TASK STATEMENT: Your task is to gather the lines below that hold the string "JSON".

[Collection entries]

+ + + + +

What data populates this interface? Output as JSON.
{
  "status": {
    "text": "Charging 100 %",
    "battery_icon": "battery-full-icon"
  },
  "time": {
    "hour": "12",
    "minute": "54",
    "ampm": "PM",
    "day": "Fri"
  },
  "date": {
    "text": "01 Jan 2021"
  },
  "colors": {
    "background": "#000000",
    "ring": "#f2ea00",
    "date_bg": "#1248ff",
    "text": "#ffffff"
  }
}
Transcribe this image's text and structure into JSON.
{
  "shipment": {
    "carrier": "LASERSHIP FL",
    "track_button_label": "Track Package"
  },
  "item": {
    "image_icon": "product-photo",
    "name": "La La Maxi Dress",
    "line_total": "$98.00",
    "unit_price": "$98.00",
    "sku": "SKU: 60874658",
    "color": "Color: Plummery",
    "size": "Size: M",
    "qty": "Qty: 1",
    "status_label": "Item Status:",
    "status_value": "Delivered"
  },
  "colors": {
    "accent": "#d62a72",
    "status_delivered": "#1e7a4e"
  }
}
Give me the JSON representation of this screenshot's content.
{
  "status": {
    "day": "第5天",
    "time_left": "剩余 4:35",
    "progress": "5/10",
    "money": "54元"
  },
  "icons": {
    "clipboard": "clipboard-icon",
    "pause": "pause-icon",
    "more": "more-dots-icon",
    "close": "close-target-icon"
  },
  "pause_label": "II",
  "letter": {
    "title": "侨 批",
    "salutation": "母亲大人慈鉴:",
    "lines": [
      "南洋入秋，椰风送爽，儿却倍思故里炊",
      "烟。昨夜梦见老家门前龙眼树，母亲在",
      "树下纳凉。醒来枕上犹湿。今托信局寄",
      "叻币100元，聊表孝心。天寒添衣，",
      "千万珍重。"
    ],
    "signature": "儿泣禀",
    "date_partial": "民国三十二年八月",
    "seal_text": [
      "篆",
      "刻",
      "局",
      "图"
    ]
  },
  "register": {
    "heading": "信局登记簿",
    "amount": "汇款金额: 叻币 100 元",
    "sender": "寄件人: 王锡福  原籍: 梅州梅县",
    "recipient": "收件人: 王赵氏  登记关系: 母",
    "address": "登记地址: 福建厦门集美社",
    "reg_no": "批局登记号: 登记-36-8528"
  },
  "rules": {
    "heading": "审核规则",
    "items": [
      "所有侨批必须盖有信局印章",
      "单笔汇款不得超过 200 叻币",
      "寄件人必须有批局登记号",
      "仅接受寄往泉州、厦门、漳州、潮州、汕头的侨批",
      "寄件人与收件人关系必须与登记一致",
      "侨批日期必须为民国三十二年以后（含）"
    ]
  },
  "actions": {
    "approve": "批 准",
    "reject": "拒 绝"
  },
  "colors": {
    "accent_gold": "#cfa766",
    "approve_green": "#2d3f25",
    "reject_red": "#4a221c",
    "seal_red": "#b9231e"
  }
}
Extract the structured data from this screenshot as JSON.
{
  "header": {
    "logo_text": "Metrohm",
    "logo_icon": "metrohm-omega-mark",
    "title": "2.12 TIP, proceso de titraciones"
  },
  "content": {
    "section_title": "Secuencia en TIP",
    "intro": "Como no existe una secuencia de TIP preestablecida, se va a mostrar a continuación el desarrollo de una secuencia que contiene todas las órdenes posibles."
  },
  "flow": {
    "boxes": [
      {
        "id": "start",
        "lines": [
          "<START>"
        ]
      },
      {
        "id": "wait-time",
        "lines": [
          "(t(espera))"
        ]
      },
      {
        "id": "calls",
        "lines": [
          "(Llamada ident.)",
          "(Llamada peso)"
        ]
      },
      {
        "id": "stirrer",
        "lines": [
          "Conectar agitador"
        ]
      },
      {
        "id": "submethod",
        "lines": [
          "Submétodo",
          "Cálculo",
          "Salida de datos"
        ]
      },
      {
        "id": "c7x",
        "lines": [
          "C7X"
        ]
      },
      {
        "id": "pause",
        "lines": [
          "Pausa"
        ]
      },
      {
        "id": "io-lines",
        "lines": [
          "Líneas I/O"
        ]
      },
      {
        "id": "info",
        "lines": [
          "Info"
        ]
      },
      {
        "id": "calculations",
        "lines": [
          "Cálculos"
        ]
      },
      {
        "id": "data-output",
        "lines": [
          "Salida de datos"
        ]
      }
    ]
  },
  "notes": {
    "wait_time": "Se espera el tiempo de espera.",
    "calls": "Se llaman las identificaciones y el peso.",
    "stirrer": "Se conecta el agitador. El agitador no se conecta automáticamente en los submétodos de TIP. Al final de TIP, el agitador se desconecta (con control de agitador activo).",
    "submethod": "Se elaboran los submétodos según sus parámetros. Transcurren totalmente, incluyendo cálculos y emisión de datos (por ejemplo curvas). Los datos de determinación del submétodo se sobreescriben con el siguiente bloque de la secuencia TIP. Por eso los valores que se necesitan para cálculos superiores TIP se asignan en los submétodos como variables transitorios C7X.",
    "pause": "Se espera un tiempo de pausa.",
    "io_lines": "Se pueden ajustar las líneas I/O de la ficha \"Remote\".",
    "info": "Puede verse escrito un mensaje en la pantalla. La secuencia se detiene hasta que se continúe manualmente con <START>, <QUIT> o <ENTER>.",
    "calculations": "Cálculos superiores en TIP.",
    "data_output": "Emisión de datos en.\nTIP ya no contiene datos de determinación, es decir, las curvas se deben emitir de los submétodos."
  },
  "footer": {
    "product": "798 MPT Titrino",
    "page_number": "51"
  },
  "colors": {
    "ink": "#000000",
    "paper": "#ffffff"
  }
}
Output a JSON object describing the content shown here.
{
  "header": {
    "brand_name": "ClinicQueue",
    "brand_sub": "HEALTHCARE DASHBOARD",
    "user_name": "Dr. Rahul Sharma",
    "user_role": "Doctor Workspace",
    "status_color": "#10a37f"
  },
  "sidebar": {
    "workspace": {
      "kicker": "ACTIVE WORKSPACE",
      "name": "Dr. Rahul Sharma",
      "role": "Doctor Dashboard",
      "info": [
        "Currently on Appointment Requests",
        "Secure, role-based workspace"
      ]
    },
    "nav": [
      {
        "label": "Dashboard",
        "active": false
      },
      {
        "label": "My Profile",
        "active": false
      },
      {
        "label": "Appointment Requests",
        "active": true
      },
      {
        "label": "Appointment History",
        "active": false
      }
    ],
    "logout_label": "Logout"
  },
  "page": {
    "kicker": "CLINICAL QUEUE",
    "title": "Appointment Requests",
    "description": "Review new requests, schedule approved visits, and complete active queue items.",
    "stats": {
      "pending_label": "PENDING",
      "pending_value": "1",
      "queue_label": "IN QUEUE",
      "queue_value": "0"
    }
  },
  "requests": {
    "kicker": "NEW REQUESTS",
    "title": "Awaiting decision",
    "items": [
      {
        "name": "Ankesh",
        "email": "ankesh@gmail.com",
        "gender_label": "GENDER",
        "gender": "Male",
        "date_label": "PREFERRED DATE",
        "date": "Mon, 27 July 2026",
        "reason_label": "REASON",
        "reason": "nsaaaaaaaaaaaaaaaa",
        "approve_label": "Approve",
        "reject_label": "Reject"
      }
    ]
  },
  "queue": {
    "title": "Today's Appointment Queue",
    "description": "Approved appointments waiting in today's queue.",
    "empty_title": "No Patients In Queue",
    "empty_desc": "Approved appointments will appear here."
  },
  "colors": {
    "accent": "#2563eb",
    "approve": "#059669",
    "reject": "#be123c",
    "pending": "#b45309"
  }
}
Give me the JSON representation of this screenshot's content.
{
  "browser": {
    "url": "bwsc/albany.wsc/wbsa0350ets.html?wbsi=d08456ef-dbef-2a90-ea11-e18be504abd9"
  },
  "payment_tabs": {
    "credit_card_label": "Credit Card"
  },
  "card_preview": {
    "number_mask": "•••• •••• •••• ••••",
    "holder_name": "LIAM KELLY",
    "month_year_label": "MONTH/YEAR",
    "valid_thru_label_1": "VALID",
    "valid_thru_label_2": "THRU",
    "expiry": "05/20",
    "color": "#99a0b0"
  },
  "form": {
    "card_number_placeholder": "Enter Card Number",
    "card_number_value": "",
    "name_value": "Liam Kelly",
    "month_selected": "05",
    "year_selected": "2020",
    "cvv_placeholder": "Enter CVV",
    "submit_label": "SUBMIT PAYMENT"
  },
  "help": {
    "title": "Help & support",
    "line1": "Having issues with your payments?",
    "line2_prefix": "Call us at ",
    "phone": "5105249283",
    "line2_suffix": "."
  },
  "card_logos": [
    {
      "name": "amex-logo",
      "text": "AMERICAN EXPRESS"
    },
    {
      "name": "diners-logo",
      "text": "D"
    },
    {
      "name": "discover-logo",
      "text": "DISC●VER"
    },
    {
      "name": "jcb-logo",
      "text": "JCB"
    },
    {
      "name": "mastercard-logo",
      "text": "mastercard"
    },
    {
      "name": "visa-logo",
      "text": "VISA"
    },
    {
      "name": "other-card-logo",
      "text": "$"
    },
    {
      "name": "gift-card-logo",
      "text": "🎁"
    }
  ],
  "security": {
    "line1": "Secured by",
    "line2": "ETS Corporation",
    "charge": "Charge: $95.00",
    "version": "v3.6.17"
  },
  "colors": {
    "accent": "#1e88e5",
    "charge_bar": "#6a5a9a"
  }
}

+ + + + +

ANSWER BOX:
What data populates this interface? Output as JSON.
Transcribe this image's text and structure into JSON.
Give me the JSON representation of this screenshot's content.
Extract the structured data from this screenshot as JSON.
Output a JSON object describing the content shown here.
Give me the JSON representation of this screenshot's content.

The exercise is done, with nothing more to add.